Work to be completed. Return all the data below as it stands, minus the pictures.

Raw data.

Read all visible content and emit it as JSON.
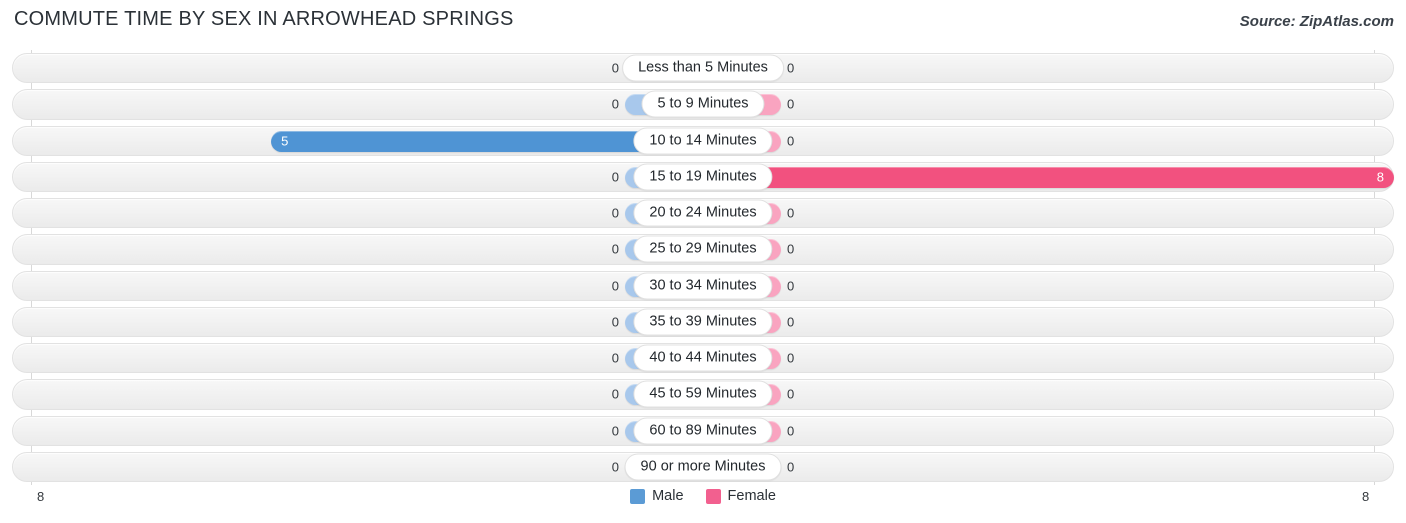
{
  "header": {
    "title": "COMMUTE TIME BY SEX IN ARROWHEAD SPRINGS",
    "source": "Source: ZipAtlas.com"
  },
  "legend": {
    "male_label": "Male",
    "female_label": "Female",
    "male_color": "#5b9bd5",
    "female_color": "#f2608f"
  },
  "axis": {
    "left_label": "8",
    "right_label": "8"
  },
  "colors": {
    "male_zero": "#a8c8ec",
    "male_value": "#4f94d4",
    "female_zero": "#f9a4c0",
    "female_value": "#f2517f",
    "track": "#f2f2f2",
    "pill_bg": "#ffffff"
  },
  "chart_data": {
    "type": "bar",
    "orientation": "horizontal-diverging",
    "title": "COMMUTE TIME BY SEX IN ARROWHEAD SPRINGS",
    "xlabel": "",
    "ylabel": "",
    "xlim": [
      8,
      8
    ],
    "grid": false,
    "legend_position": "bottom-center",
    "categories": [
      "Less than 5 Minutes",
      "5 to 9 Minutes",
      "10 to 14 Minutes",
      "15 to 19 Minutes",
      "20 to 24 Minutes",
      "25 to 29 Minutes",
      "30 to 34 Minutes",
      "35 to 39 Minutes",
      "40 to 44 Minutes",
      "45 to 59 Minutes",
      "60 to 89 Minutes",
      "90 or more Minutes"
    ],
    "series": [
      {
        "name": "Male",
        "values": [
          0,
          0,
          5,
          0,
          0,
          0,
          0,
          0,
          0,
          0,
          0,
          0
        ]
      },
      {
        "name": "Female",
        "values": [
          0,
          0,
          0,
          8,
          0,
          0,
          0,
          0,
          0,
          0,
          0,
          0
        ]
      }
    ]
  },
  "rows": [
    {
      "label": "Less than 5 Minutes",
      "male": "0",
      "female": "0"
    },
    {
      "label": "5 to 9 Minutes",
      "male": "0",
      "female": "0"
    },
    {
      "label": "10 to 14 Minutes",
      "male": "5",
      "female": "0"
    },
    {
      "label": "15 to 19 Minutes",
      "male": "0",
      "female": "8"
    },
    {
      "label": "20 to 24 Minutes",
      "male": "0",
      "female": "0"
    },
    {
      "label": "25 to 29 Minutes",
      "male": "0",
      "female": "0"
    },
    {
      "label": "30 to 34 Minutes",
      "male": "0",
      "female": "0"
    },
    {
      "label": "35 to 39 Minutes",
      "male": "0",
      "female": "0"
    },
    {
      "label": "40 to 44 Minutes",
      "male": "0",
      "female": "0"
    },
    {
      "label": "45 to 59 Minutes",
      "male": "0",
      "female": "0"
    },
    {
      "label": "60 to 89 Minutes",
      "male": "0",
      "female": "0"
    },
    {
      "label": "90 or more Minutes",
      "male": "0",
      "female": "0"
    }
  ]
}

Result of this task.
Read all visible content and emit it as JSON.
{
  "header": {
    "title": "COMMUTE TIME BY SEX IN ARROWHEAD SPRINGS",
    "source": "Source: ZipAtlas.com"
  },
  "legend": {
    "male_label": "Male",
    "female_label": "Female",
    "male_color": "#5b9bd5",
    "female_color": "#f2608f"
  },
  "axis": {
    "left_label": "8",
    "right_label": "8"
  },
  "colors": {
    "male_zero": "#a8c8ec",
    "male_value": "#4f94d4",
    "female_zero": "#f9a4c0",
    "female_value": "#f2517f",
    "track": "#f2f2f2",
    "pill_bg": "#ffffff"
  },
  "chart_data": {
    "type": "bar",
    "orientation": "horizontal-diverging",
    "title": "COMMUTE TIME BY SEX IN ARROWHEAD SPRINGS",
    "xlabel": "",
    "ylabel": "",
    "xlim": [
      8,
      8
    ],
    "grid": false,
    "legend_position": "bottom-center",
    "categories": [
      "Less than 5 Minutes",
      "5 to 9 Minutes",
      "10 to 14 Minutes",
      "15 to 19 Minutes",
      "20 to 24 Minutes",
      "25 to 29 Minutes",
      "30 to 34 Minutes",
      "35 to 39 Minutes",
      "40 to 44 Minutes",
      "45 to 59 Minutes",
      "60 to 89 Minutes",
      "90 or more Minutes"
    ],
    "series": [
      {
        "name": "Male",
        "values": [
          0,
          0,
          5,
          0,
          0,
          0,
          0,
          0,
          0,
          0,
          0,
          0
        ]
      },
      {
        "name": "Female",
        "values": [
          0,
          0,
          0,
          8,
          0,
          0,
          0,
          0,
          0,
          0,
          0,
          0
        ]
      }
    ]
  },
  "rows": [
    {
      "label": "Less than 5 Minutes",
      "male": "0",
      "female": "0"
    },
    {
      "label": "5 to 9 Minutes",
      "male": "0",
      "female": "0"
    },
    {
      "label": "10 to 14 Minutes",
      "male": "5",
      "female": "0"
    },
    {
      "label": "15 to 19 Minutes",
      "male": "0",
      "female": "8"
    },
    {
      "label": "20 to 24 Minutes",
      "male": "0",
      "female": "0"
    },
    {
      "label": "25 to 29 Minutes",
      "male": "0",
      "female": "0"
    },
    {
      "label": "30 to 34 Minutes",
      "male": "0",
      "female": "0"
    },
    {
      "label": "35 to 39 Minutes",
      "male": "0",
      "female": "0"
    },
    {
      "label": "40 to 44 Minutes",
      "male": "0",
      "female": "0"
    },
    {
      "label": "45 to 59 Minutes",
      "male": "0",
      "female": "0"
    },
    {
      "label": "60 to 89 Minutes",
      "male": "0",
      "female": "0"
    },
    {
      "label": "90 or more Minutes",
      "male": "0",
      "female": "0"
    }
  ]
}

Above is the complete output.